“The purposes of a person’s heart are deep waters, but one who has insight draws them out” (Proverbs 20:5). Jesus set the ultimate example for how to probe the heart of another in order to draw out what lies within. When dealing with sinners, Jesus did not shake his finger at their faces and tell them what they were doing wrong. Instead, He would ask thought-provoking questions in such a way that the person to whom he was talking had to take his focus off of the circumstances around him and onto the sin in his own heart. Heart-probing questions cause people to evaluate themselves.
When parents merely tell a child what his problem is and what he ought to do about it, they are hindering him from learning how to think like a Christian. This can cause the child to become handicapped in the area of discerning matters of his own heart. When children learn to evaluate their own hearts and biblically deal with the sin found there, they learn to govern their own behavior. This is how they grow in wisdom and character.
Penetrate their Hearts.
Parents can correct and instruct their children repeatedly, but they cannot reach their children’s hearts with their own wisdom. It is God’s wisdom from God’s Word that will truly penetrate the hearts of children as we are told in Hebrews 4:12“The Word of God is alive and active. Sharper than any double- edged sword, it penetrates even to dividing soul and spirit, joints and marrow; it judges the thoughts and attitudes of the heart.”
You’re probably thinking, “How do I go about locating the right passages of Scripture for the different issues with which my children are struggling?” I’ve created a handy tool to help you along. Wise Words for Moms is a quick-reference flip chart to aid parents in using the appropriate Scriptures for specific struggles that children deal with on a day-to-day basis.
Provide a Means of Escape.
In 1 Corinthians 10:13, God explains that when His children are tempted, He always provides a means of escape. God ordains parents as the authority over their children to put His plan into action. We must follow through with His plan by providing our children with a means of escape. We do this by training them in how to replace wrong behavior with right behavior.
It is never enough to simply rebuke sinful behavior. Rebuking sinful behavior without teaching godly behavior can exasperate children and provoke them to anger as we are told in Ephesians 6:4“Fathers, do not exasperate your children; instead, bring them up in the training and instruction of the Lord.”

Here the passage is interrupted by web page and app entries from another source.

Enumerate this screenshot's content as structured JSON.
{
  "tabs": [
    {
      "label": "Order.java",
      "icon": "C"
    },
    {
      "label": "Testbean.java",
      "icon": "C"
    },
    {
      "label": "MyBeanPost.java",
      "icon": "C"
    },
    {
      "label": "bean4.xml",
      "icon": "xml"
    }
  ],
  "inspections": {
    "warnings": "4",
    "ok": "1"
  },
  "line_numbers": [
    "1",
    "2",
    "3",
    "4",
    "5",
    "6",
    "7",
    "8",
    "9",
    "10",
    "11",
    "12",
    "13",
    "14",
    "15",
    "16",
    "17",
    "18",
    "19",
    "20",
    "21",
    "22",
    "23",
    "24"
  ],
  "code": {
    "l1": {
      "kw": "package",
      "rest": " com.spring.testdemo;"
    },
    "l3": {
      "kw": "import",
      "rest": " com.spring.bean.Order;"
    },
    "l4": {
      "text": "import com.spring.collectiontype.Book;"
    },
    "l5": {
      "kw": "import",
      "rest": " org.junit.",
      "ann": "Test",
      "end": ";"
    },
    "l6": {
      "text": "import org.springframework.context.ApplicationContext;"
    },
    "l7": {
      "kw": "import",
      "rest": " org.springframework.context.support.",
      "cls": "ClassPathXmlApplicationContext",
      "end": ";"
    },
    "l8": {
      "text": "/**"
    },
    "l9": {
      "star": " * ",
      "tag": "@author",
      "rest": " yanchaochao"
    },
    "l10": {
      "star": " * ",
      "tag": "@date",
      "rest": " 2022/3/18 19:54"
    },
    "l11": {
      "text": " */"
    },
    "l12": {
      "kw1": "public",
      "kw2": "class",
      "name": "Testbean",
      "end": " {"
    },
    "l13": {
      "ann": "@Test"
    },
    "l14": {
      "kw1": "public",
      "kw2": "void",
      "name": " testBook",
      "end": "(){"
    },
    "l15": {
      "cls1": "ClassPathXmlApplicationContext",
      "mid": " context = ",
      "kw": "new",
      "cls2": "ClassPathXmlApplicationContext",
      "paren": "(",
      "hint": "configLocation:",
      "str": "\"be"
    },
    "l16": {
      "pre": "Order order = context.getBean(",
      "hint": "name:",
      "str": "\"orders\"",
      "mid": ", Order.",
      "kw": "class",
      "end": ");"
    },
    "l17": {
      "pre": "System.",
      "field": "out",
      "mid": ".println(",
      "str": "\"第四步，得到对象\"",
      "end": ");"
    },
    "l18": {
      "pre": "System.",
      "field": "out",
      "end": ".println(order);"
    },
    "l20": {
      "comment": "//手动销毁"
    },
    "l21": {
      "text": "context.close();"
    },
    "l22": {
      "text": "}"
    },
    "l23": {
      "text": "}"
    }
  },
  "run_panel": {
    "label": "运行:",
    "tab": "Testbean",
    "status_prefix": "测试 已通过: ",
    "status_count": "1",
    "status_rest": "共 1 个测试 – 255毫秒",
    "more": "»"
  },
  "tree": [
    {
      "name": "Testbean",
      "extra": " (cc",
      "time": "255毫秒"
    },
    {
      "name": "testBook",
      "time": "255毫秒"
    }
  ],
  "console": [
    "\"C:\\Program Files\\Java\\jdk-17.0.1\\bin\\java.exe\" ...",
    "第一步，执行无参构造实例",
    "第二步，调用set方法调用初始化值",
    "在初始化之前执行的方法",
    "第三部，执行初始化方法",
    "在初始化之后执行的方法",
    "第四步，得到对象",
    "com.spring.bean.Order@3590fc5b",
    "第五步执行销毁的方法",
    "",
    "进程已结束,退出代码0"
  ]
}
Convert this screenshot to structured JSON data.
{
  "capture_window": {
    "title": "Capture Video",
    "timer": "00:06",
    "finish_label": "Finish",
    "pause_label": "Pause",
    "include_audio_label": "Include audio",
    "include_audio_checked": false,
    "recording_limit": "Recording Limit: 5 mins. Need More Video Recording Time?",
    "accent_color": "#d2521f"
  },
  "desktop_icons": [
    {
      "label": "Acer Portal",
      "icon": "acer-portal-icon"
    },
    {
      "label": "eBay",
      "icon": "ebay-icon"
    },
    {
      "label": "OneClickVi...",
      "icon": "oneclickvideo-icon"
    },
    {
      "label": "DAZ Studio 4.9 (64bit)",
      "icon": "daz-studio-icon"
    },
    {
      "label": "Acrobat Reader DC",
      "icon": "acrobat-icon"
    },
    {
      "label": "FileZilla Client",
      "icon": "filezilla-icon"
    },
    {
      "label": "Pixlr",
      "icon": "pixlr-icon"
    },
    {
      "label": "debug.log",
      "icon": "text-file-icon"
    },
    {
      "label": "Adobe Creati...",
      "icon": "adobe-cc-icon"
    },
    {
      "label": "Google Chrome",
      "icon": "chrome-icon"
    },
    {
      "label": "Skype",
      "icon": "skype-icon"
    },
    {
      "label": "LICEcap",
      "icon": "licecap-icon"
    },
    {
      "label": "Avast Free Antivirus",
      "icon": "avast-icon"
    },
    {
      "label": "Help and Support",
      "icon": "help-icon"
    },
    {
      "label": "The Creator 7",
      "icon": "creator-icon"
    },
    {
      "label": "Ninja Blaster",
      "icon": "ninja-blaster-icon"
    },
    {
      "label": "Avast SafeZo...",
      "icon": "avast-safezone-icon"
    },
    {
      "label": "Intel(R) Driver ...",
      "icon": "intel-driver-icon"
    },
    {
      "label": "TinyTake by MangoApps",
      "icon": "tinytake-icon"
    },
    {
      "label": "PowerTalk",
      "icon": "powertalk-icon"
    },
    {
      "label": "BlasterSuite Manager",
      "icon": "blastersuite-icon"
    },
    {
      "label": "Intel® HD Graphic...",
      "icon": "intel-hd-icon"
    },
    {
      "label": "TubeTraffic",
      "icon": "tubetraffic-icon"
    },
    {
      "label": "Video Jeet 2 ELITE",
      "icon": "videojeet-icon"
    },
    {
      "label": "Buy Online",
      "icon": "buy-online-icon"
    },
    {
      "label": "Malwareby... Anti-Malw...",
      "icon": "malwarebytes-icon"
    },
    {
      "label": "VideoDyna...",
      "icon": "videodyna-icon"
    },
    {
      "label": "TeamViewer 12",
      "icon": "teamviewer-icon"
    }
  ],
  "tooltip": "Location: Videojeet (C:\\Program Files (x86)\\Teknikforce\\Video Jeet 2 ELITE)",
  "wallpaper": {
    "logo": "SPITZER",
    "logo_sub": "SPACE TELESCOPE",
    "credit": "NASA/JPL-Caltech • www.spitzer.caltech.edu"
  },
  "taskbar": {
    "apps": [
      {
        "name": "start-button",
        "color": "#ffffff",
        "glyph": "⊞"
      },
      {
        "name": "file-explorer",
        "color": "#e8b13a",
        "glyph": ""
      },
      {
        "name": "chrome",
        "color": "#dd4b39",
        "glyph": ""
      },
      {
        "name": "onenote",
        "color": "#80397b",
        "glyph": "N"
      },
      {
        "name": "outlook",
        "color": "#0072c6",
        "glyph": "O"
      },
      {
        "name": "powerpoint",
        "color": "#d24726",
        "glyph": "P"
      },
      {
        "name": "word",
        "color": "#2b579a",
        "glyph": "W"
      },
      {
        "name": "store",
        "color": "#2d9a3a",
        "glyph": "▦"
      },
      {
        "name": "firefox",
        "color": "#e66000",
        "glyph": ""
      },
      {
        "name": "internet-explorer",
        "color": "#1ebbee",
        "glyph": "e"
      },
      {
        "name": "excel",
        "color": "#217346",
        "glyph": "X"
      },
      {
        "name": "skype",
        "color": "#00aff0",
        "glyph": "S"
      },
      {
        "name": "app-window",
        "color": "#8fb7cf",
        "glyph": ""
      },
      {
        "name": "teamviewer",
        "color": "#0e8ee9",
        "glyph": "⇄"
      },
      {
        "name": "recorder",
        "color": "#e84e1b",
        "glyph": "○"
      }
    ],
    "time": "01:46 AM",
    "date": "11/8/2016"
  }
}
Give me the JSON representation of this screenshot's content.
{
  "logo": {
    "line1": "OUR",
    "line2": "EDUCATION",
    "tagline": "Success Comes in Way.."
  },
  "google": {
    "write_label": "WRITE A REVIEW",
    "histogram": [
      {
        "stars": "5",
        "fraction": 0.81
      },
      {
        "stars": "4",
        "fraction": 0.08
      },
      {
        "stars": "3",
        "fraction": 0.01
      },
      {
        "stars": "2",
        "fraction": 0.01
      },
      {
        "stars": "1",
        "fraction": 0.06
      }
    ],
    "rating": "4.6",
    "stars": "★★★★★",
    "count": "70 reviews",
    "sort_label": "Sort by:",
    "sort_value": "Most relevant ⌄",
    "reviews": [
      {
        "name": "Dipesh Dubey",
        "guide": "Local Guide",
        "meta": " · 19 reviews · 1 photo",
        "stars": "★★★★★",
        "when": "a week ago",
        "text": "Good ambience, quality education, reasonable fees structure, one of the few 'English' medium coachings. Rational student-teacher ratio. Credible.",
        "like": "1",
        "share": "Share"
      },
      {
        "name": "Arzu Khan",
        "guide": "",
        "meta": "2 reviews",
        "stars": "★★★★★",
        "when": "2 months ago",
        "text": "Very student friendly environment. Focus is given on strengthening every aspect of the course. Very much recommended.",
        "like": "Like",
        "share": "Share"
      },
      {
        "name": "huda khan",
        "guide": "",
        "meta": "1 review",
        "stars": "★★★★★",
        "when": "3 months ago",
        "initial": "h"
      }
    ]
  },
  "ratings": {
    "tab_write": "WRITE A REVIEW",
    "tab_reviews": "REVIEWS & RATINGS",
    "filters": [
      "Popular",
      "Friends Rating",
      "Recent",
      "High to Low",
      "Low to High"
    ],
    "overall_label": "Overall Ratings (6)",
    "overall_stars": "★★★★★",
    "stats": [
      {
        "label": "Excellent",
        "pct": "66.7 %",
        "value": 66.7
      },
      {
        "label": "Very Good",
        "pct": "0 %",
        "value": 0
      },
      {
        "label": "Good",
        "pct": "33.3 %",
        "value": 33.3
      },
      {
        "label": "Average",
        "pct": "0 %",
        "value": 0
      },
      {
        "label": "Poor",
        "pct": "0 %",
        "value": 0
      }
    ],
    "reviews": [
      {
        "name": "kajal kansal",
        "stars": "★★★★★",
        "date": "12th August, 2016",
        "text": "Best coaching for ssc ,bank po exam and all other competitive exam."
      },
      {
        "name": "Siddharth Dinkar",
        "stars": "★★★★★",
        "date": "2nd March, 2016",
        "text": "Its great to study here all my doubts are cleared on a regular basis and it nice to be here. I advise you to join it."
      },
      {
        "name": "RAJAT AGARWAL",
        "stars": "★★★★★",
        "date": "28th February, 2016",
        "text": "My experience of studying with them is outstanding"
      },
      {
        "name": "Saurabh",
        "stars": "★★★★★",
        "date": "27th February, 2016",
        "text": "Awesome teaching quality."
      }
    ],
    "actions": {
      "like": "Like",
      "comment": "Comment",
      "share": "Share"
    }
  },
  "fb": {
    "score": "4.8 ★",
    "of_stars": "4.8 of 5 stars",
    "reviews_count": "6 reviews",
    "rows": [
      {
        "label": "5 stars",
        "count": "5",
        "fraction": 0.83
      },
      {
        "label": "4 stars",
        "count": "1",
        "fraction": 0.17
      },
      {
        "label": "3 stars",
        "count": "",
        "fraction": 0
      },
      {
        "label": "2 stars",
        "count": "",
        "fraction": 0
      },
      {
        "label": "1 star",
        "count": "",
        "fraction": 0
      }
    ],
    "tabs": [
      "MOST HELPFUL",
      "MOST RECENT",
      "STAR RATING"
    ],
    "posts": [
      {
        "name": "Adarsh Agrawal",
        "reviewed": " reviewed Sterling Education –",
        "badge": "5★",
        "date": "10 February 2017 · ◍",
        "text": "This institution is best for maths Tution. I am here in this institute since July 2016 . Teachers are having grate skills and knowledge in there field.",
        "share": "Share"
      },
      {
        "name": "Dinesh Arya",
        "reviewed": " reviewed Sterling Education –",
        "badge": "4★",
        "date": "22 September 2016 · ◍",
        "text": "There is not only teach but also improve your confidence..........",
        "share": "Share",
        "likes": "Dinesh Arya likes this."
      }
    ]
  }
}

It is important that children learn to put off sinfulness. However, it is equally important, if not more important, that they learn to put on righteousness (Ephesians 4:22-24). The means of escape is found in their choice to replace what is wrong with what is right.
Practice by Role-Playing.
Role-playing is an extremely effective tool for training children to put into practice what they have learned. As they put the knowledge gained into use it actually becomes part of their lives. Role-playing encourages children to become a doer of the Word of God rather than just being a hearer.
When parents require children to actually walk through the correct behavior, they are training them in righteousness, instead of just rebuking them for wrong actions. They are providing them with a means of escape. They are showing them how to put off corrupt and deceitful desires and put on the righteousness and holiness of God. Not only does role-playing teach children how to practically apply God’s Word to daily life, but it also equips them to respond biblically to similar situations in the future.
Pre-order Ginger’s new book I Can’t Believe You Just Said That: Biblical Wisdom for Taming Your Child’s Tongue today and receive four exclusive bonus gifts! This revolutionary book lays out a practical, three-step plan to help parents reach beyond the behaviors of tongue related struggles—such as lying, tattling, and whining—to address your child’s heart.
Ginger Hubbard, author of I Can’t Believe You Just Said That and Don’t Make Me Count to Three, speaks at women’s events, parenting conferences and home school conventions across the country. Visit her website at www.GingerHubbard.com